This section of the regulation lays out the Code of Conduct that all sworn police officers in Ontario are required to follow.
Any officer or chief of police commits misconduct if he or she engages in:
- Discreditable conduct
- Neglect of duty
- Breach of confidence
- Corrupt practice
- Unlawful or unnecessary exercise of authority
- Damage to (police) clothing or equipment
- Consuming drugs or alcohol in a manner prejudicial to duty
- Conspiring, abetting or being an accessory to misconduct
This regulation describes the limitations and duties of police officers when collecting identifying information (also known as “carding” or “street checks”).
The regulation applies if a police officer asks a person for identifying information or to see an identifying document while:
- Looking into suspicious activities
- Gathering intelligence
- Investigating possible criminal activity
During these interactions officers must inform the person of their right to not provide identifying information and provide a reason for requesting identifying information. The reason cannot be:
- That the person declined to answer a question or attempted to end the interaction
- Based on race or solely because that individual is in a high-crime location
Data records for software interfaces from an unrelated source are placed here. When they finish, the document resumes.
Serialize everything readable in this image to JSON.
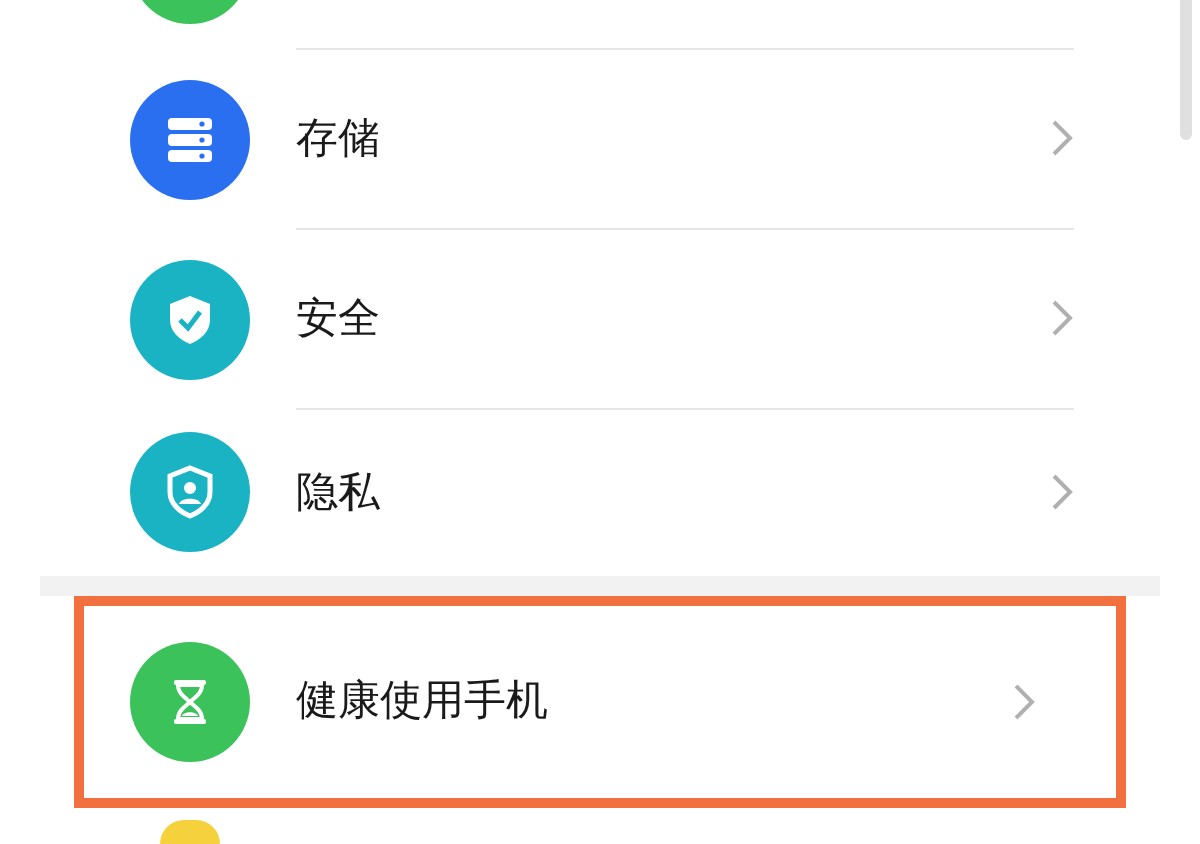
{
  "settings": [
    {
      "label": "存储",
      "kind": "storage",
      "color": "#2a6ff0",
      "highlighted": false
    },
    {
      "label": "安全",
      "kind": "security",
      "color": "#1ab3c4",
      "highlighted": false
    },
    {
      "label": "隐私",
      "kind": "privacy",
      "color": "#1ab3c4",
      "highlighted": false
    }
  ],
  "featured": [
    {
      "label": "健康使用手机",
      "kind": "hourglass",
      "color": "#3cc25a",
      "highlighted": true
    }
  ]
}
Officers must keep detailed records of each interaction and offer the person a document that includes the officer’s name and badge number and information on how to contact the OIPRD if they have concerns about the interaction.
The regulation does not apply if a police officer asks for identifying information or to see an identifying document while:
- Conducting a traffic stop
- Arresting or detaining someone
- Executing a warrant
- Investigating a specific crime
If an officer collects information contrary to this regulation, his or her actions could be considered a breach of the Code of Conduct (unlawful or unnecessary exercise of authority).
Police service boards and the Ministry of Community Safety and Correctional Services (for the OPP) must ensure policies are in place in relation to this regulation, including access to data, data retention and disclosure of collected information. Police chiefs and the Commissioner must ensure that procedures consistent with the regulation are in place and, among other things, provide annual reports to the board (or MCSCS for the OPP) that include information in relation to attempted collections of identifying information.
Rules of Procedure
In addition to the Police Services Act and Regulations, the OIPRD has created a set of Rules of Procedure to help in the fair and effective day-to-day running of the public complaint system.